§ **Exercise details**:
List every line below containing "true".

§ **Dataset records**:

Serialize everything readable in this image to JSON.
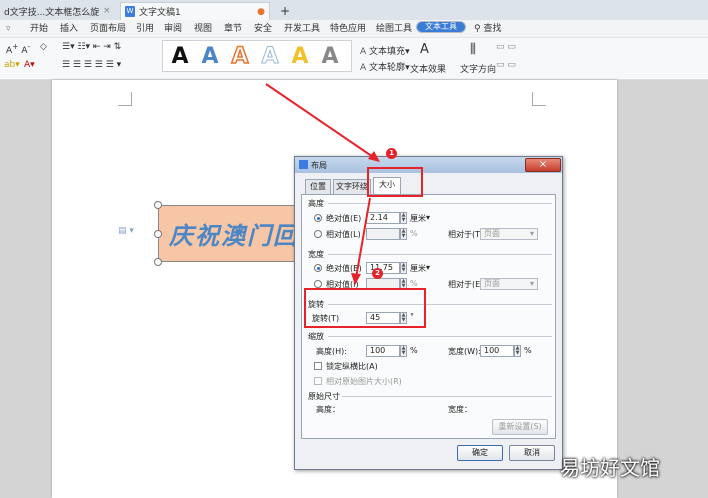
{
  "tabs": [
    {
      "label": "d文字技...文本框怎么旋转",
      "close": "×"
    },
    {
      "label": "文字文稿1",
      "modified_dot": "●"
    }
  ],
  "new_tab": "+",
  "menu": [
    "开始",
    "插入",
    "页面布局",
    "引用",
    "审阅",
    "视图",
    "章节",
    "安全",
    "开发工具",
    "特色应用",
    "绘图工具",
    "文本工具"
  ],
  "menu_selected": "文本工具",
  "search_label": "查找",
  "toolbar": {
    "text_fill": "文本填充",
    "text_outline": "文本轮廓",
    "text_effect": "文本效果",
    "text_direction": "文字方向",
    "style_letter": "A",
    "style_colors": [
      "#111111",
      "#4a86c8",
      "#e8742c",
      "#9bb8d8",
      "#f2c12e",
      "#888888"
    ]
  },
  "textbox": {
    "text": "庆祝澳门回",
    "fill": "#f6c6a6",
    "text_color": "#4d86c4"
  },
  "dialog": {
    "title": "布局",
    "close": "×",
    "tabs": [
      "位置",
      "文字环绕",
      "大小"
    ],
    "active_tab": "大小",
    "height": {
      "section": "高度",
      "absolute_label": "绝对值(E)",
      "absolute_value": "2.14",
      "unit": "厘米",
      "relative_label": "相对值(L)",
      "percent": "%",
      "relative_to": "相对于(T)",
      "relative_to_value": "页面"
    },
    "width": {
      "section": "宽度",
      "absolute_label": "绝对值(B)",
      "absolute_value": "11.75",
      "unit": "厘米",
      "relative_label": "相对值(I)",
      "percent": "%",
      "relative_to": "相对于(E)",
      "relative_to_value": "页面"
    },
    "rotate": {
      "section": "旋转",
      "label": "旋转(T)",
      "value": "45",
      "unit": "°"
    },
    "scale": {
      "section": "缩放",
      "height_label": "高度(H):",
      "height_value": "100",
      "width_label": "宽度(W):",
      "width_value": "100",
      "percent": "%",
      "lock_ratio": "锁定纵横比(A)",
      "relative_original": "相对原始图片大小(R)"
    },
    "original": {
      "section": "原始尺寸",
      "height": "高度：",
      "width": "宽度：",
      "reset": "重新设置(S)"
    },
    "ok": "确定",
    "cancel": "取消"
  },
  "annotations": {
    "badge1": "1",
    "badge2": "2",
    "color": "#e8222a"
  },
  "watermark": "易坊好文馆"
}
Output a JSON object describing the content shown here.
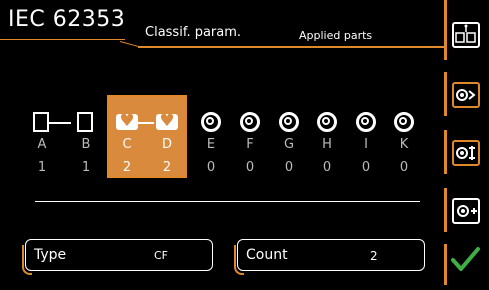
{
  "header": {
    "standard": "IEC 62353",
    "tab_classification": "Classif. param.",
    "tab_applied": "Applied parts"
  },
  "parts": [
    {
      "label": "A",
      "value": "1",
      "icon": "body-part-icon",
      "selected": false
    },
    {
      "label": "B",
      "value": "1",
      "icon": "body-part-icon",
      "selected": false
    },
    {
      "label": "C",
      "value": "2",
      "icon": "heart-part-icon",
      "selected": true
    },
    {
      "label": "D",
      "value": "2",
      "icon": "heart-part-icon",
      "selected": true
    },
    {
      "label": "E",
      "value": "0",
      "icon": "unused-terminal-icon",
      "selected": false
    },
    {
      "label": "F",
      "value": "0",
      "icon": "unused-terminal-icon",
      "selected": false
    },
    {
      "label": "G",
      "value": "0",
      "icon": "unused-terminal-icon",
      "selected": false
    },
    {
      "label": "H",
      "value": "0",
      "icon": "unused-terminal-icon",
      "selected": false
    },
    {
      "label": "I",
      "value": "0",
      "icon": "unused-terminal-icon",
      "selected": false
    },
    {
      "label": "K",
      "value": "0",
      "icon": "unused-terminal-icon",
      "selected": false
    }
  ],
  "fields": {
    "type_label": "Type",
    "type_value": "CF",
    "count_label": "Count",
    "count_value": "2"
  },
  "sidebar": {
    "buttons": [
      "body-heart-type-icon",
      "next-group-icon",
      "swap-group-icon",
      "add-part-icon",
      "confirm-check-icon"
    ]
  },
  "colors": {
    "accent": "#e0882c",
    "selection": "#d98a3c",
    "confirm": "#3cb043"
  }
}
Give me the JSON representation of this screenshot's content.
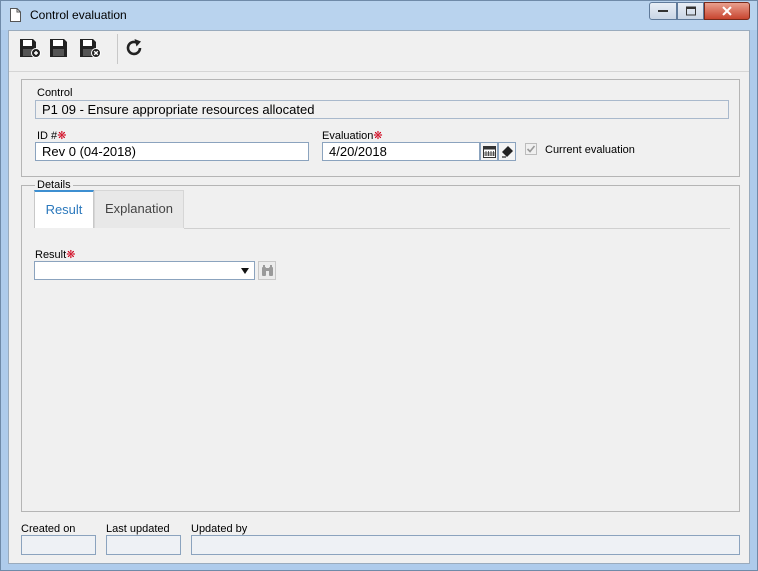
{
  "window": {
    "title": "Control evaluation"
  },
  "toolbar": {
    "buttons": [
      {
        "name": "save-and-new-icon"
      },
      {
        "name": "save-icon"
      },
      {
        "name": "save-and-close-icon"
      },
      {
        "name": "refresh-icon"
      }
    ]
  },
  "header": {
    "control_label": "Control",
    "control_value": "P1 09 - Ensure appropriate resources allocated",
    "id_label": "ID #",
    "id_value": "Rev 0 (04-2018)",
    "evaluation_label": "Evaluation",
    "evaluation_value": "4/20/2018",
    "current_evaluation_label": "Current evaluation",
    "current_evaluation_checked": true
  },
  "details": {
    "legend": "Details",
    "tabs": [
      {
        "label": "Result",
        "active": true
      },
      {
        "label": "Explanation",
        "active": false
      }
    ],
    "result_label": "Result",
    "result_value": ""
  },
  "footer": {
    "created_on_label": "Created on",
    "created_on_value": "",
    "last_updated_label": "Last updated",
    "last_updated_value": "",
    "updated_by_label": "Updated by",
    "updated_by_value": ""
  },
  "required_marker": "❋",
  "colors": {
    "accent": "#3d8fd1",
    "required": "#d0021b",
    "titlebar": "#b9d3ee"
  }
}
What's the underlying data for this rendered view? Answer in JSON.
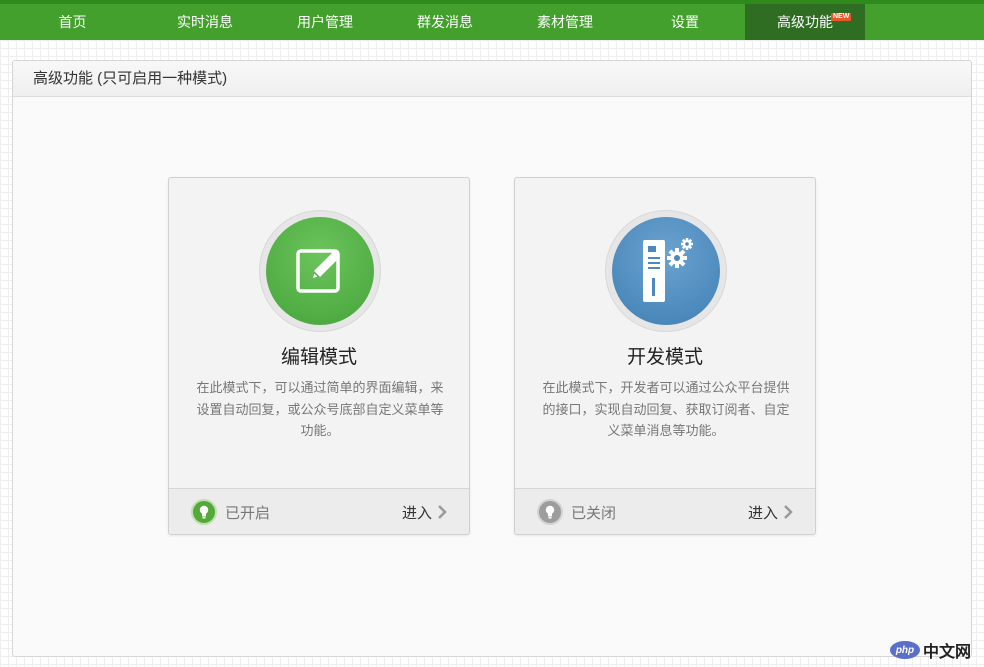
{
  "nav": {
    "items": [
      {
        "label": "首页"
      },
      {
        "label": "实时消息"
      },
      {
        "label": "用户管理"
      },
      {
        "label": "群发消息"
      },
      {
        "label": "素材管理"
      },
      {
        "label": "设置"
      },
      {
        "label": "高级功能",
        "badge": "NEW"
      }
    ],
    "active_index": 6
  },
  "panel": {
    "title": "高级功能 (只可启用一种模式)"
  },
  "cards": [
    {
      "title": "编辑模式",
      "description": "在此模式下，可以通过简单的界面编辑，来设置自动回复，或公众号底部自定义菜单等功能。",
      "status": "已开启",
      "enter_label": "进入",
      "icon": "edit-icon",
      "color": "#4fa843"
    },
    {
      "title": "开发模式",
      "description": "在此模式下，开发者可以通过公众平台提供的接口，实现自动回复、获取订阅者、自定义菜单消息等功能。",
      "status": "已关闭",
      "enter_label": "进入",
      "icon": "server-gear-icon",
      "color": "#4a88bd"
    }
  ],
  "watermark": {
    "logo": "php",
    "text": "中文网"
  },
  "colors": {
    "nav_bg": "#43a02c",
    "nav_active": "#2f6d22",
    "badge": "#e8572a"
  }
}
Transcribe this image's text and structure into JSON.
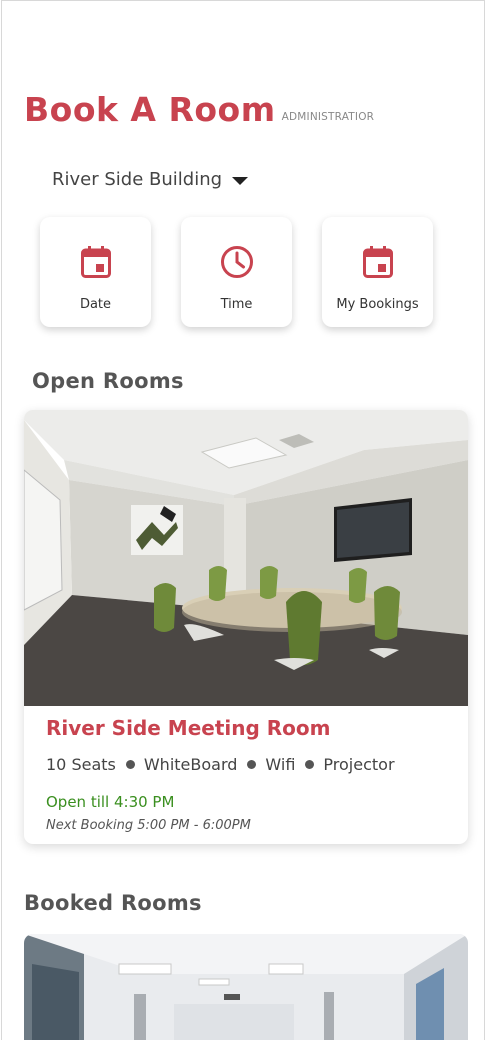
{
  "header": {
    "title": "Book A Room",
    "role": "ADMINISTRATIOR"
  },
  "building_selector": {
    "value": "River Side Building"
  },
  "quick_actions": [
    {
      "label": "Date",
      "icon": "calendar-icon"
    },
    {
      "label": "Time",
      "icon": "clock-icon"
    },
    {
      "label": "My Bookings",
      "icon": "calendar-icon"
    }
  ],
  "open_rooms": {
    "heading": "Open Rooms",
    "rooms": [
      {
        "name": "River Side Meeting Room",
        "amenities": [
          "10 Seats",
          "WhiteBoard",
          "Wifi",
          "Projector"
        ],
        "status": "Open till 4:30 PM",
        "next_booking": "Next Booking 5:00 PM - 6:00PM"
      }
    ]
  },
  "booked_rooms": {
    "heading": "Booked Rooms"
  },
  "colors": {
    "accent": "#c8434f",
    "open_status": "#3a8f1f"
  }
}
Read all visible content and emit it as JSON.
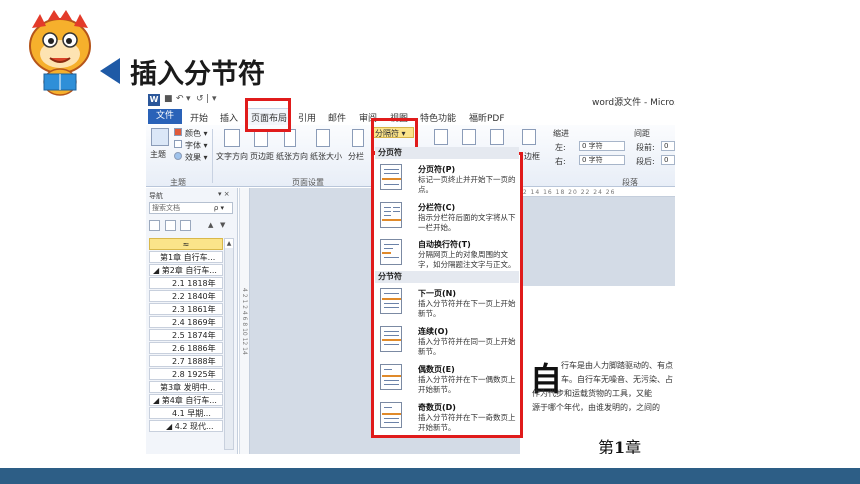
{
  "slide": {
    "title": "插入分节符"
  },
  "window": {
    "doc_title": "word源文件 - Micros",
    "qat_icon": "W",
    "qat_items": [
      "▾",
      "↶",
      "▾",
      "↺",
      "|",
      "▾"
    ]
  },
  "tabs": [
    {
      "label": "文件"
    },
    {
      "label": "开始"
    },
    {
      "label": "插入"
    },
    {
      "label": "页面布局"
    },
    {
      "label": "引用"
    },
    {
      "label": "邮件"
    },
    {
      "label": "审阅"
    },
    {
      "label": "视图"
    },
    {
      "label": "特色功能"
    },
    {
      "label": "福昕PDF"
    }
  ],
  "ribbon": {
    "theme_group": {
      "theme": "主题",
      "colors": "颜色 ▾",
      "fonts": "字体 ▾",
      "effects": "效果 ▾",
      "label": "主题"
    },
    "page_setup": {
      "text_direction": "文字方向",
      "margins": "页边距",
      "orientation": "纸张方向",
      "size": "纸张大小",
      "columns": "分栏",
      "breaks": "分隔符 ▾",
      "label": "页面设置"
    },
    "page_border": "边框",
    "indent": {
      "heading": "缩进",
      "left_label": "左:",
      "left_value": "0 字符",
      "right_label": "右:",
      "right_value": "0 字符"
    },
    "spacing": {
      "heading": "间距",
      "before_label": "段前:",
      "before_value": "0",
      "after_label": "段后:",
      "after_value": "0"
    },
    "paragraph_label": "段落"
  },
  "nav": {
    "header": "导航",
    "close": "▾ ×",
    "search_placeholder": "搜索文档",
    "search_icon": "ρ ▾",
    "up_arrow": "▲",
    "down_arrow": "▼",
    "items": [
      {
        "label": "≈"
      },
      {
        "label": "第1章 自行车..."
      },
      {
        "label": "◢ 第2章 自行车..."
      },
      {
        "label": "2.1  1818年"
      },
      {
        "label": "2.2  1840年"
      },
      {
        "label": "2.3  1861年"
      },
      {
        "label": "2.4  1869年"
      },
      {
        "label": "2.5  1874年"
      },
      {
        "label": "2.6  1886年"
      },
      {
        "label": "2.7  1888年"
      },
      {
        "label": "2.8  1925年"
      },
      {
        "label": "第3章 发明中..."
      },
      {
        "label": "◢ 第4章 自行车..."
      },
      {
        "label": "4.1  早期..."
      },
      {
        "label": "◢ 4.2  现代..."
      }
    ]
  },
  "ruler": {
    "top_ticks": "12 14 16 18 20 22 24 26",
    "side_ticks": "4 2 1 2 4 6 8 10 12 14"
  },
  "document": {
    "drop_cap": "自",
    "lines": [
      "行车是由人力脚踏驱动的、有点",
      "车。自行车无噪音、无污染、占",
      "作为代步和运载货物的工具，又能",
      "源于哪个年代，由谁发明的，之间的"
    ],
    "chapter_prefix": "第",
    "chapter_num": "1",
    "chapter_suffix": "章"
  },
  "menu": {
    "section_page": "分页符",
    "section_break": "分节符",
    "page_breaks": [
      {
        "title": "分页符(P)",
        "desc": "标记一页终止并开始下一页的点。"
      },
      {
        "title": "分栏符(C)",
        "desc": "指示分栏符后面的文字将从下一栏开始。"
      },
      {
        "title": "自动换行符(T)",
        "desc": "分隔网页上的对象周围的文字，如分隔题注文字与正文。"
      }
    ],
    "section_breaks": [
      {
        "title": "下一页(N)",
        "desc": "插入分节符并在下一页上开始新节。"
      },
      {
        "title": "连续(O)",
        "desc": "插入分节符并在同一页上开始新节。"
      },
      {
        "title": "偶数页(E)",
        "desc": "插入分节符并在下一偶数页上开始新节。"
      },
      {
        "title": "奇数页(D)",
        "desc": "插入分节符并在下一奇数页上开始新节。"
      }
    ]
  },
  "colors": {
    "accent_red": "#e01b1b",
    "file_tab_blue": "#2a62b8",
    "footer_bar": "#2d5e86",
    "title_triangle": "#1f5aa6"
  }
}
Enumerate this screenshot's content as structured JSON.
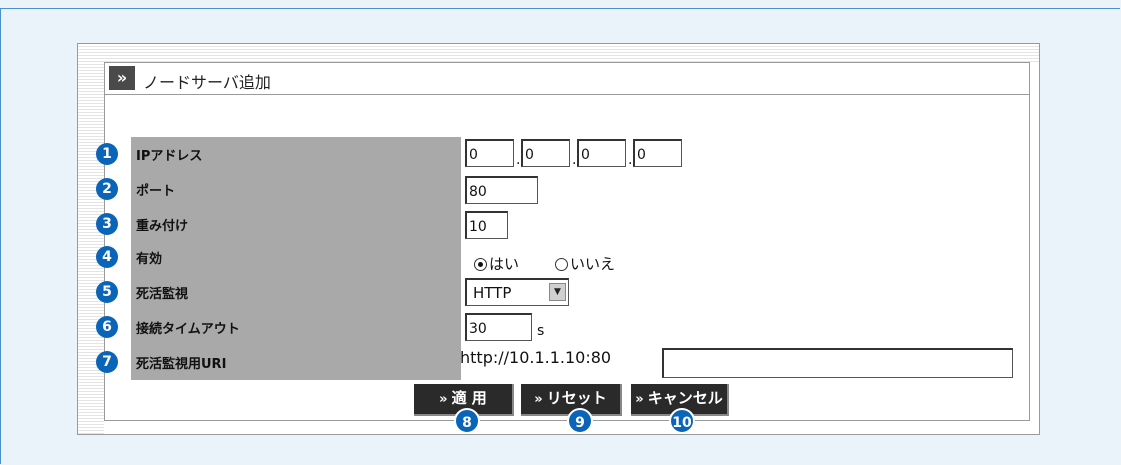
{
  "panel": {
    "title": "ノードサーバ追加"
  },
  "rows": [
    {
      "num": "1",
      "label": "IPアドレス"
    },
    {
      "num": "2",
      "label": "ポート"
    },
    {
      "num": "3",
      "label": "重み付け"
    },
    {
      "num": "4",
      "label": "有効"
    },
    {
      "num": "5",
      "label": "死活監視"
    },
    {
      "num": "6",
      "label": "接続タイムアウト"
    },
    {
      "num": "7",
      "label": "死活監視用URI"
    }
  ],
  "fields": {
    "ip": [
      "0",
      "0",
      "0",
      "0"
    ],
    "port": "80",
    "weight": "10",
    "enabled": {
      "yes": "はい",
      "no": "いいえ",
      "selected": "yes"
    },
    "health_check": "HTTP",
    "timeout": "30",
    "timeout_unit": "s",
    "uri_prefix": "http://10.1.1.10:80",
    "uri_value": ""
  },
  "buttons": {
    "apply": {
      "label": "適 用",
      "num": "8"
    },
    "reset": {
      "label": "リセット",
      "num": "9"
    },
    "cancel": {
      "label": "キャンセル",
      "num": "10"
    }
  }
}
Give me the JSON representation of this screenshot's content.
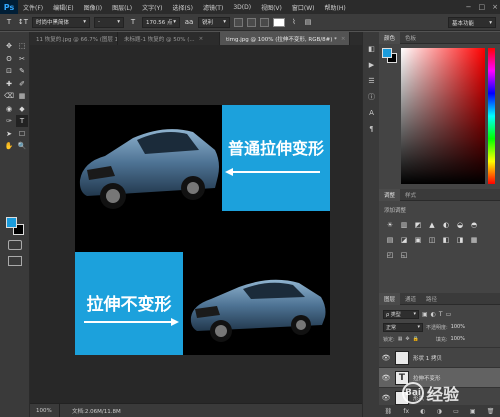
{
  "app": {
    "logo": "Ps",
    "menu": [
      "文件(F)",
      "编辑(E)",
      "图像(I)",
      "图层(L)",
      "文字(Y)",
      "选择(S)",
      "滤镜(T)",
      "3D(D)",
      "视图(V)",
      "窗口(W)",
      "帮助(H)"
    ],
    "window_controls": [
      "−",
      "□",
      "×"
    ]
  },
  "options_bar": {
    "tool_icon": "T",
    "orient_icon": "↕T",
    "font_family": "时尚中黑简体",
    "font_style": "-",
    "size_icon": "T",
    "font_size": "170.56 点",
    "aa_icon": "aa",
    "antialias": "锐利",
    "workspace": "基本功能"
  },
  "tabs": [
    {
      "label": "11 恢复的.jpg @ 66.7% (图层 1, ...",
      "active": false
    },
    {
      "label": "未标题-1 恢复的 @ 50% (...",
      "active": false
    },
    {
      "label": "timg.jpg @ 100% (拉伸不变形, RGB/8#) *",
      "active": true
    }
  ],
  "tools": [
    "✥",
    "⬚",
    "ʘ",
    "✂",
    "⊡",
    "✎",
    "✚",
    "✐",
    "⌫",
    "▦",
    "◉",
    "◆",
    "✑",
    "T",
    "➤",
    "☐",
    "✋",
    "🔍"
  ],
  "canvas": {
    "top_text": "普通拉伸变形",
    "bottom_text": "拉伸不变形",
    "accent_color": "#1ca1dc"
  },
  "status": {
    "zoom": "100%",
    "doc": "文档:2.06M/11.8M"
  },
  "panels": {
    "color_tabs": [
      "颜色",
      "色板"
    ],
    "adjust_tabs": [
      "调整",
      "样式"
    ],
    "adjust_label": "添加调整",
    "adjust_icons": [
      "☀",
      "▥",
      "◩",
      "▲",
      "◐",
      "◒",
      "◓",
      "▤",
      "◪",
      "▣",
      "◫",
      "◧",
      "◨",
      "▦",
      "◰",
      "◱",
      "◲",
      "◳"
    ],
    "layers_tabs": [
      "图层",
      "通道",
      "路径"
    ],
    "kind_label": "ρ 类型",
    "blend_mode": "正常",
    "opacity_label": "不透明度:",
    "opacity": "100%",
    "lock_label": "锁定:",
    "fill_label": "填充:",
    "fill": "100%",
    "layers": [
      {
        "name": "形状 1 拷贝",
        "type": "shape",
        "selected": false
      },
      {
        "name": "拉伸不变形",
        "type": "text",
        "selected": true
      },
      {
        "name": "形状 1",
        "type": "shape",
        "selected": false
      }
    ],
    "layer_footer_icons": [
      "⛓",
      "fx",
      "◐",
      "◑",
      "▭",
      "▣",
      "🗑"
    ]
  },
  "watermark": "经验"
}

§ **Result for this task**:
      "selected": true
      "selected": true
    "current_evaluation_checked": true
        "active": true
      "active": true
        "selected": true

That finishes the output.